One definition of a reconciliation is the comparison of two numbers to demonstrate the basis for the difference between them. From this definition, it can be assumed that the two balances will seldom match. Therefore the question is - Where should you start when they don't?
- Determine the difference between the two reports. Do both reports:
- Include only posted or both posted and unposted transactions?
- Include or exclude voided or deleted transactions?
- Include the same sources of information? (For example, one report might include only vendor invoices, and the other might include both invoices and journal entries.
- Include the same date range?
- Include the same type of date range? (For example, one report might include post date and the other might include the transaction date. If the dates differ on any single transaction, the reports will differ.)
- Search for the differences between two reports or balances:
- Start at the beginning. Make sure your beginning balance is the same as your prior ending balance. Transactions posted to a prior period will change the beginning balance unless you close prior periods to prevent this from happening.
- Search for example transactions that fit one of the criteria you identified. You might do this through query or by running a report such as the General Ledger report to determine if the transaction is posted or if it has a specific source code.
- If you cannot identify a difference between the two reports, look for a transaction that occurs on one, but not the other.

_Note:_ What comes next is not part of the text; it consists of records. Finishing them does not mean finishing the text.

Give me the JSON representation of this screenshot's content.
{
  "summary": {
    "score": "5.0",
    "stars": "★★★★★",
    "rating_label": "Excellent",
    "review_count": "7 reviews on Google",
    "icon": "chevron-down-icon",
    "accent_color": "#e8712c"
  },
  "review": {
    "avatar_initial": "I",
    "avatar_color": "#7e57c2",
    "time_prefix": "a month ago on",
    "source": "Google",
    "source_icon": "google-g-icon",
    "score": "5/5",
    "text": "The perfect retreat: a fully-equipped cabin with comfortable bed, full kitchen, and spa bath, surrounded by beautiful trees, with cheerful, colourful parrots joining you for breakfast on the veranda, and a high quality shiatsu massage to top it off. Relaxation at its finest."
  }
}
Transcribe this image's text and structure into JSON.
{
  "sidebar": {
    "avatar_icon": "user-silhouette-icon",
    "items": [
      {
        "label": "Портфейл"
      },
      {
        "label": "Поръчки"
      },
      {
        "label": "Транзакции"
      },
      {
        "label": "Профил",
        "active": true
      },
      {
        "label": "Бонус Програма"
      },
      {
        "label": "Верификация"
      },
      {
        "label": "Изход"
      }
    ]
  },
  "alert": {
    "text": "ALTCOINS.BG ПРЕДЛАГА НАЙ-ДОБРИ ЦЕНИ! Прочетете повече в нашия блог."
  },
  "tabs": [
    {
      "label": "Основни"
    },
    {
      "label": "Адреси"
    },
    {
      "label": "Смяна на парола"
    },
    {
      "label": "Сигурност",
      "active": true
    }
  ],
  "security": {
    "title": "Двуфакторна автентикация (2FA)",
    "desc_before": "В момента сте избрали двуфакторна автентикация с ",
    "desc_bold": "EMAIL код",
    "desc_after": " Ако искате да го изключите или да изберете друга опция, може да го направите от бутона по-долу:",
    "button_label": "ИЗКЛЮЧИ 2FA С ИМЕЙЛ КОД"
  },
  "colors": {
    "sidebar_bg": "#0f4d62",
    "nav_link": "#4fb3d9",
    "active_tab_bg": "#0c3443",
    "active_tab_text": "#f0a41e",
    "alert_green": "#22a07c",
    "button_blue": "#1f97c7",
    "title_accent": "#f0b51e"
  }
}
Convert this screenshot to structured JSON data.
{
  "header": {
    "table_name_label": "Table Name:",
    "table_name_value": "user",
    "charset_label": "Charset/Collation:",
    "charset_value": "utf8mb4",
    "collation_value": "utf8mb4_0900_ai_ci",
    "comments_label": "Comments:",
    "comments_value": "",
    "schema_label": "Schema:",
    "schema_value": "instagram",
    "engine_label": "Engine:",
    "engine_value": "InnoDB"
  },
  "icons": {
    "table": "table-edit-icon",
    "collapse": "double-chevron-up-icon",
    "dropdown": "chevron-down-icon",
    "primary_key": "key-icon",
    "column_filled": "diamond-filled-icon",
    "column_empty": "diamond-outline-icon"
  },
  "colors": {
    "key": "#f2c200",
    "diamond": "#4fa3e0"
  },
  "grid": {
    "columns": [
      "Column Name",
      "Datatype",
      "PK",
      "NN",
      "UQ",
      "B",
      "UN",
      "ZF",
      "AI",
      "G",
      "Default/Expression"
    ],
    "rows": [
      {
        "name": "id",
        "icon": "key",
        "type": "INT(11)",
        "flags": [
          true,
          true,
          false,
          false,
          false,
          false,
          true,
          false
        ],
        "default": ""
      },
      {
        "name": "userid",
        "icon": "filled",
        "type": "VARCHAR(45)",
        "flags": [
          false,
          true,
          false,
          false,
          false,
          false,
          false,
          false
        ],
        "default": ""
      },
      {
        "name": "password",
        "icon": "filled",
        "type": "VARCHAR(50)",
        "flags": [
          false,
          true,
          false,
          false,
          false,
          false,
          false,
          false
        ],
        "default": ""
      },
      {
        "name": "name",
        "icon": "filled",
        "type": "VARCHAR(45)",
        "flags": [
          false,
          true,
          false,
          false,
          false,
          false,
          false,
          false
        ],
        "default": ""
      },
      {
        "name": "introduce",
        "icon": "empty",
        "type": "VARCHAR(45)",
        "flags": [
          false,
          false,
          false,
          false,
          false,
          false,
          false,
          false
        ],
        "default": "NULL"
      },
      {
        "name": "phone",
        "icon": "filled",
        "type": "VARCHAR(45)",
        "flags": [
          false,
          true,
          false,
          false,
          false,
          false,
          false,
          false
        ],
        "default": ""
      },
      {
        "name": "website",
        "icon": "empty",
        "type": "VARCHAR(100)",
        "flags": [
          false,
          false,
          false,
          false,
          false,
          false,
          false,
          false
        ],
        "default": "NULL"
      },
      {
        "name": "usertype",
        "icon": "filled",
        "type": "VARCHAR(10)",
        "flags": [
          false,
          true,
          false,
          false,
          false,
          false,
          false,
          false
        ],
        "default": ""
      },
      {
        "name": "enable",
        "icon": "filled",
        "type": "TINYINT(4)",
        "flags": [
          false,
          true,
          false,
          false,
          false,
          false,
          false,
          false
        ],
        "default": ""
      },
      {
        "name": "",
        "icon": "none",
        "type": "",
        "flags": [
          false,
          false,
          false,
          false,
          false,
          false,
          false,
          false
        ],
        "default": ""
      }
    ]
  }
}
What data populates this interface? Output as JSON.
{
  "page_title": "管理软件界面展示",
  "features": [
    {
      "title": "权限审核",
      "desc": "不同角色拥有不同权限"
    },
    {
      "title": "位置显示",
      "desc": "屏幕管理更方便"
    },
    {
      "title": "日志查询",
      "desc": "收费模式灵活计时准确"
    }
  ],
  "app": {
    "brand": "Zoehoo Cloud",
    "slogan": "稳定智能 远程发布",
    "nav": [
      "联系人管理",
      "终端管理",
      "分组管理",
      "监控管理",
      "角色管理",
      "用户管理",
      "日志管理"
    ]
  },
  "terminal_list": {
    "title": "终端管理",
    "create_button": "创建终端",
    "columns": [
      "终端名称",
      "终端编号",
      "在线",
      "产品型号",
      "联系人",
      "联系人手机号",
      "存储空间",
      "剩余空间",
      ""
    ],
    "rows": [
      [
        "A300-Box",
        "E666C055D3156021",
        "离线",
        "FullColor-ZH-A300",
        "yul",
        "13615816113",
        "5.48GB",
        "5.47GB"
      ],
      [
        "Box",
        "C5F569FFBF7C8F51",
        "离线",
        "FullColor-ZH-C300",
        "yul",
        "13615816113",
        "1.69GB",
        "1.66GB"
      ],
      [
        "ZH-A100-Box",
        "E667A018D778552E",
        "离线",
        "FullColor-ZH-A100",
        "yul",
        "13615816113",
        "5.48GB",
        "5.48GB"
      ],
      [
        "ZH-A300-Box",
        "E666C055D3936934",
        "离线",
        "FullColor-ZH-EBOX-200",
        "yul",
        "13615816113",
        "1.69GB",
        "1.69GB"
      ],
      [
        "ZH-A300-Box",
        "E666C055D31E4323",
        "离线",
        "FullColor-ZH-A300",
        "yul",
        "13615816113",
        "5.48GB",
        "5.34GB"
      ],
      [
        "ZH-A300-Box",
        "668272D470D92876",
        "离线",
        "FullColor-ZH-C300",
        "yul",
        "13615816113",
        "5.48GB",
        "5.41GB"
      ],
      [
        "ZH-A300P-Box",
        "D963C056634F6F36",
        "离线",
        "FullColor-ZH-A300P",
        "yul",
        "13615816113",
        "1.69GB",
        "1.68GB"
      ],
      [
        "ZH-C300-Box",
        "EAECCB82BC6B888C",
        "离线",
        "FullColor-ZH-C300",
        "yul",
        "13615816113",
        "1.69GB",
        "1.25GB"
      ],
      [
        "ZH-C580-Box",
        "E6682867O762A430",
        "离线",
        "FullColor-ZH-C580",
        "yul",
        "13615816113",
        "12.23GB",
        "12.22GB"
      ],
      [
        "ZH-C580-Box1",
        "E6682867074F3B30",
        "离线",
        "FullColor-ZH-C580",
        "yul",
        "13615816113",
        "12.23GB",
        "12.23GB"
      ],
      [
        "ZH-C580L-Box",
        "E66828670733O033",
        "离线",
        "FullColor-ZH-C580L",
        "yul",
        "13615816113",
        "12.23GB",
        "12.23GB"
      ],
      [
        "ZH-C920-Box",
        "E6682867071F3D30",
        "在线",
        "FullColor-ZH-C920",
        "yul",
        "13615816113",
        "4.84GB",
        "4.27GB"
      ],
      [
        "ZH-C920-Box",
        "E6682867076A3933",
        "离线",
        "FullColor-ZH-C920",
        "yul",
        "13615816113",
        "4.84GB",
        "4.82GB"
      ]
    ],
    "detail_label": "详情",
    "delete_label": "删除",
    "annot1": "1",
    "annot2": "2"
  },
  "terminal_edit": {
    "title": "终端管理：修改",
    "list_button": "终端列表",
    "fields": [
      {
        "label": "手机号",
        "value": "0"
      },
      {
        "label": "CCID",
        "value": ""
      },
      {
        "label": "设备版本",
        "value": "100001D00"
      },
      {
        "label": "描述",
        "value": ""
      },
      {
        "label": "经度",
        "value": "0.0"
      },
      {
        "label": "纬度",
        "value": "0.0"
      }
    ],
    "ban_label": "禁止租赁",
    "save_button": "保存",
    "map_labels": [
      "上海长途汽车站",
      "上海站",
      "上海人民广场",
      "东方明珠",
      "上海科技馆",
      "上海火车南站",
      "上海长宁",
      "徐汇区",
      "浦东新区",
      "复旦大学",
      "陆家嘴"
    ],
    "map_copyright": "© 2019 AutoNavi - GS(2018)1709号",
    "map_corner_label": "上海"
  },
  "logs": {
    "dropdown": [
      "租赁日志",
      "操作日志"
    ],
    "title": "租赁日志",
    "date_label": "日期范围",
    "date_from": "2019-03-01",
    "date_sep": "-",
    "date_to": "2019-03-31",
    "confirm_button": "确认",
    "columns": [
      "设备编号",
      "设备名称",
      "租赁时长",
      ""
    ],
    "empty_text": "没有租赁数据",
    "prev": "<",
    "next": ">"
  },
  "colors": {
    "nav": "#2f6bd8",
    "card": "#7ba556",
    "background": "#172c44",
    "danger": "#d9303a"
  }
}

One method for locating transactions is to create output queries for both reports and merge them using the XOR operator in Accounting for Nonprofits or mark the option Select all records included in Query 1 or Query 2, but not both in The Financial Edge (BB137084). Review the merged query to find items that exist only on one report or the other.
- Correct problems, if any are found:
- Deleting, voiding, or making a journal entry to correct a problem may not be the correct response. Determine if the reconciling item is a permanent difference or a timing difference. For example:
- Outstanding checks from the bank register. The checks will be deducted from each bank's balance as soon as they cleared (normally the following period). This reconciling item resolves itself over the course of time. However, an input error, such as an incorrect transaction date or posting date is not considered a timing difference, even though it will eventually reverse itself.
- An example of a permanent difference would be a service charge made by the bank. Until the service charge is recorded in your bank register, it will never match the bank's balance.
- Document the timing differences. Verify that in the next monthly reconciliation the documented timing differences did indeed resolve themselves. If they did not, determine their current status and take corrective action if needed. For example, a check listed outstanding is now confirmed destroyed. The check has now become a permanent difference instead of a timing difference, and must be corrected by voiding the check.
- Take steps to correct permanent differences by making the appropriate adjustments.
- Prevent reconciling items from occurring. While you cannot always prevent timing issues, you may be able to locate and record permanent items in advance, and to prevent errors and other issues by using source codes, transaction dates, and post dates consistently. Add the method for correcting reconciling items to your policies and procedures manual.
Note: Support for Accounting for Nonprofits 6 ended December 31, 2007. Support for Student Billing 6 and Payroll 6 with The Financial Edge ended September 30, 2008. The Financial Edge, version 7 of our accounting software, is a benefit of your Blackbaud maintenance plan. We offer several customizable options to help you convert to The Financial Edge. Please contact your account manager.
For more information on how to set up or run specific reports used in reconciliation open the appropriate Reports User Guide.